_Prompt_:
Print every entry exactly as written.

___

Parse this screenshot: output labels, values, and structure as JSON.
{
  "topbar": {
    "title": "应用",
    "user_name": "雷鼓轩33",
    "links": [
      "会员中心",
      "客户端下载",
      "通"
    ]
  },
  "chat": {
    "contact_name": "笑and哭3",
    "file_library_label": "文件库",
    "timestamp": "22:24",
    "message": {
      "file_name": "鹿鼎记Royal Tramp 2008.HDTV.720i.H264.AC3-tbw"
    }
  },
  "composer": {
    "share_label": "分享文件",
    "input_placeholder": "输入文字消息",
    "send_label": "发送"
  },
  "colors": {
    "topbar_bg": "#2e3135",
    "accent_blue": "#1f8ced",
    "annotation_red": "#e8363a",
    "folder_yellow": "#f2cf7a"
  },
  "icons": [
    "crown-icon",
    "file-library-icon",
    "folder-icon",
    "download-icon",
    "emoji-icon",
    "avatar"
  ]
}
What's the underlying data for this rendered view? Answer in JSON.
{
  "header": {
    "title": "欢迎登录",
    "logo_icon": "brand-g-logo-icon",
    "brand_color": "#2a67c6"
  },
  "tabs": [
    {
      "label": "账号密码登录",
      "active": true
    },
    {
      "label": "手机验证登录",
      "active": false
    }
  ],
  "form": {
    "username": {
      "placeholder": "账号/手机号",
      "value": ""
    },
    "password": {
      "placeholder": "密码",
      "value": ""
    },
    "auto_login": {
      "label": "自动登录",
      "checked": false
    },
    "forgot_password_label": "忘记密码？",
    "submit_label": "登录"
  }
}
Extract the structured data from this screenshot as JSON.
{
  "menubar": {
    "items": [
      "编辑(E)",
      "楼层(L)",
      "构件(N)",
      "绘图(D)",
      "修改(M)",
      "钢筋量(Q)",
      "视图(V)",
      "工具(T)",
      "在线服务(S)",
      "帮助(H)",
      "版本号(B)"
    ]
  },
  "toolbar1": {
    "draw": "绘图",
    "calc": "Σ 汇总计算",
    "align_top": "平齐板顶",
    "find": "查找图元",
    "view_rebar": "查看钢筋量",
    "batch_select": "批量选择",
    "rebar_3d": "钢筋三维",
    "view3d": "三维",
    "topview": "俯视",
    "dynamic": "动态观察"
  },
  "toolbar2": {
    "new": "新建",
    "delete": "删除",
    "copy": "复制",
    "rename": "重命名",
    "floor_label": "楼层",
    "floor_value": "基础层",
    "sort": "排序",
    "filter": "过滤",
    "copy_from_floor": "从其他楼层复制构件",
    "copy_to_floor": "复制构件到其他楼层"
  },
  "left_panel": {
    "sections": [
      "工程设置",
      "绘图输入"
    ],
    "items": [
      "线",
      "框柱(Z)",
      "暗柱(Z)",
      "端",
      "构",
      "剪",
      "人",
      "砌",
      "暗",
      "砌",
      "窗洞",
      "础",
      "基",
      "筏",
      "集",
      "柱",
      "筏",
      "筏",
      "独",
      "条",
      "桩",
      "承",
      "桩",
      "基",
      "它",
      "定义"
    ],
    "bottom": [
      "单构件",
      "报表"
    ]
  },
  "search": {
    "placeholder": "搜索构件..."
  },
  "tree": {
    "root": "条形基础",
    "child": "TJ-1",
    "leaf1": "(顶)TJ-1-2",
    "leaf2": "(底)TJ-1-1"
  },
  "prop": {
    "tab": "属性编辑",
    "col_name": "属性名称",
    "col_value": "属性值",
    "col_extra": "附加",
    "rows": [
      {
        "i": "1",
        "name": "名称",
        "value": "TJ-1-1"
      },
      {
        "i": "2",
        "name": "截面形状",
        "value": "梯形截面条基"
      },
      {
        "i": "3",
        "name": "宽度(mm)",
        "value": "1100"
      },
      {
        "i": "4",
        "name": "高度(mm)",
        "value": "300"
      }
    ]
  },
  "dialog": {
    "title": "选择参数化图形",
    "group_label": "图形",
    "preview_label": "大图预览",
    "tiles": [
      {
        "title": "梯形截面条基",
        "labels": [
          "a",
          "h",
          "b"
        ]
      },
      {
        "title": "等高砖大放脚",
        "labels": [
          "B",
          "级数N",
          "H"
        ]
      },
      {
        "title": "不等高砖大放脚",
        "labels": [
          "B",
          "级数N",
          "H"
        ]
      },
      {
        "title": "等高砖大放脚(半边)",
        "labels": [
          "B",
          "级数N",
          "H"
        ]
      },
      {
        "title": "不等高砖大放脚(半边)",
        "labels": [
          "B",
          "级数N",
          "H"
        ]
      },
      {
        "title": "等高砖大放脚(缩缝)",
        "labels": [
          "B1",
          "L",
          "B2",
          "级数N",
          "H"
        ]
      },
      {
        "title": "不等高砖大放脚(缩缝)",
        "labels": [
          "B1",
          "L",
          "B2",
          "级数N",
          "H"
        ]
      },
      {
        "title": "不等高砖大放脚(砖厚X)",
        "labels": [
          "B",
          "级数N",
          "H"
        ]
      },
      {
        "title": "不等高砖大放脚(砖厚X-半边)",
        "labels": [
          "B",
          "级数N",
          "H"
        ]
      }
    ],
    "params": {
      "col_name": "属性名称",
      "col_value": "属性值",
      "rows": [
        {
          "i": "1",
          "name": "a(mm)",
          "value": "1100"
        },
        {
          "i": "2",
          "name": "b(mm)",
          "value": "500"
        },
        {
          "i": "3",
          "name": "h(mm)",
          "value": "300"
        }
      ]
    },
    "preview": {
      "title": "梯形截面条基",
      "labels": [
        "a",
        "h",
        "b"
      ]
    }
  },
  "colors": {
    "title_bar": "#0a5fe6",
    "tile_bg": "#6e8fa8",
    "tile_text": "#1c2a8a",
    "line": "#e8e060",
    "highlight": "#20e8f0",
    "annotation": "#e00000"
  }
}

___

_Output of the exercise_:
Parse this screenshot: output labels, values, and structure as JSON.
{
  "topbar": {
    "title": "应用",
    "user_name": "雷鼓轩33",
    "links": [
      "会员中心",
      "客户端下载",
      "通"
    ]
  },
  "chat": {
    "contact_name": "笑and哭3",
    "file_library_label": "文件库",
    "timestamp": "22:24",
    "message": {
      "file_name": "鹿鼎记Royal Tramp 2008.HDTV.720i.H264.AC3-tbw"
    }
  },
  "composer": {
    "share_label": "分享文件",
    "input_placeholder": "输入文字消息",
    "send_label": "发送"
  },
  "colors": {
    "topbar_bg": "#2e3135",
    "accent_blue": "#1f8ced",
    "annotation_red": "#e8363a",
    "folder_yellow": "#f2cf7a"
  },
  "icons": [
    "crown-icon",
    "file-library-icon",
    "folder-icon",
    "download-icon",
    "emoji-icon",
    "avatar"
  ]
}
What's the underlying data for this rendered view? Answer in JSON.
{
  "header": {
    "title": "欢迎登录",
    "logo_icon": "brand-g-logo-icon",
    "brand_color": "#2a67c6"
  },
  "tabs": [
    {
      "label": "账号密码登录",
      "active": true
    },
    {
      "label": "手机验证登录",
      "active": false
    }
  ],
  "form": {
    "username": {
      "placeholder": "账号/手机号",
      "value": ""
    },
    "password": {
      "placeholder": "密码",
      "value": ""
    },
    "auto_login": {
      "label": "自动登录",
      "checked": false
    },
    "forgot_password_label": "忘记密码？",
    "submit_label": "登录"
  }
}
Extract the structured data from this screenshot as JSON.
{
  "menubar": {
    "items": [
      "编辑(E)",
      "楼层(L)",
      "构件(N)",
      "绘图(D)",
      "修改(M)",
      "钢筋量(Q)",
      "视图(V)",
      "工具(T)",
      "在线服务(S)",
      "帮助(H)",
      "版本号(B)"
    ]
  },
  "toolbar1": {
    "draw": "绘图",
    "calc": "Σ 汇总计算",
    "align_top": "平齐板顶",
    "find": "查找图元",
    "view_rebar": "查看钢筋量",
    "batch_select": "批量选择",
    "rebar_3d": "钢筋三维",
    "view3d": "三维",
    "topview": "俯视",
    "dynamic": "动态观察"
  },
  "toolbar2": {
    "new": "新建",
    "delete": "删除",
    "copy": "复制",
    "rename": "重命名",
    "floor_label": "楼层",
    "floor_value": "基础层",
    "sort": "排序",
    "filter": "过滤",
    "copy_from_floor": "从其他楼层复制构件",
    "copy_to_floor": "复制构件到其他楼层"
  },
  "left_panel": {
    "sections": [
      "工程设置",
      "绘图输入"
    ],
    "items": [
      "线",
      "框柱(Z)",
      "暗柱(Z)",
      "端",
      "构",
      "剪",
      "人",
      "砌",
      "暗",
      "砌",
      "窗洞",
      "础",
      "基",
      "筏",
      "集",
      "柱",
      "筏",
      "筏",
      "独",
      "条",
      "桩",
      "承",
      "桩",
      "基",
      "它",
      "定义"
    ],
    "bottom": [
      "单构件",
      "报表"
    ]
  },
  "search": {
    "placeholder": "搜索构件..."
  },
  "tree": {
    "root": "条形基础",
    "child": "TJ-1",
    "leaf1": "(顶)TJ-1-2",
    "leaf2": "(底)TJ-1-1"
  },
  "prop": {
    "tab": "属性编辑",
    "col_name": "属性名称",
    "col_value": "属性值",
    "col_extra": "附加",
    "rows": [
      {
        "i": "1",
        "name": "名称",
        "value": "TJ-1-1"
      },
      {
        "i": "2",
        "name": "截面形状",
        "value": "梯形截面条基"
      },
      {
        "i": "3",
        "name": "宽度(mm)",
        "value": "1100"
      },
      {
        "i": "4",
        "name": "高度(mm)",
        "value": "300"
      }
    ]
  },
  "dialog": {
    "title": "选择参数化图形",
    "group_label": "图形",
    "preview_label": "大图预览",
    "tiles": [
      {
        "title": "梯形截面条基",
        "labels": [
          "a",
          "h",
          "b"
        ]
      },
      {
        "title": "等高砖大放脚",
        "labels": [
          "B",
          "级数N",
          "H"
        ]
      },
      {
        "title": "不等高砖大放脚",
        "labels": [
          "B",
          "级数N",
          "H"
        ]
      },
      {
        "title": "等高砖大放脚(半边)",
        "labels": [
          "B",
          "级数N",
          "H"
        ]
      },
      {
        "title": "不等高砖大放脚(半边)",
        "labels": [
          "B",
          "级数N",
          "H"
        ]
      },
      {
        "title": "等高砖大放脚(缩缝)",
        "labels": [
          "B1",
          "L",
          "B2",
          "级数N",
          "H"
        ]
      },
      {
        "title": "不等高砖大放脚(缩缝)",
        "labels": [
          "B1",
          "L",
          "B2",
          "级数N",
          "H"
        ]
      },
      {
        "title": "不等高砖大放脚(砖厚X)",
        "labels": [
          "B",
          "级数N",
          "H"
        ]
      },
      {
        "title": "不等高砖大放脚(砖厚X-半边)",
        "labels": [
          "B",
          "级数N",
          "H"
        ]
      }
    ],
    "params": {
      "col_name": "属性名称",
      "col_value": "属性值",
      "rows": [
        {
          "i": "1",
          "name": "a(mm)",
          "value": "1100"
        },
        {
          "i": "2",
          "name": "b(mm)",
          "value": "500"
        },
        {
          "i": "3",
          "name": "h(mm)",
          "value": "300"
        }
      ]
    },
    "preview": {
      "title": "梯形截面条基",
      "labels": [
        "a",
        "h",
        "b"
      ]
    }
  },
  "colors": {
    "title_bar": "#0a5fe6",
    "tile_bg": "#6e8fa8",
    "tile_text": "#1c2a8a",
    "line": "#e8e060",
    "highlight": "#20e8f0",
    "annotation": "#e00000"
  }
}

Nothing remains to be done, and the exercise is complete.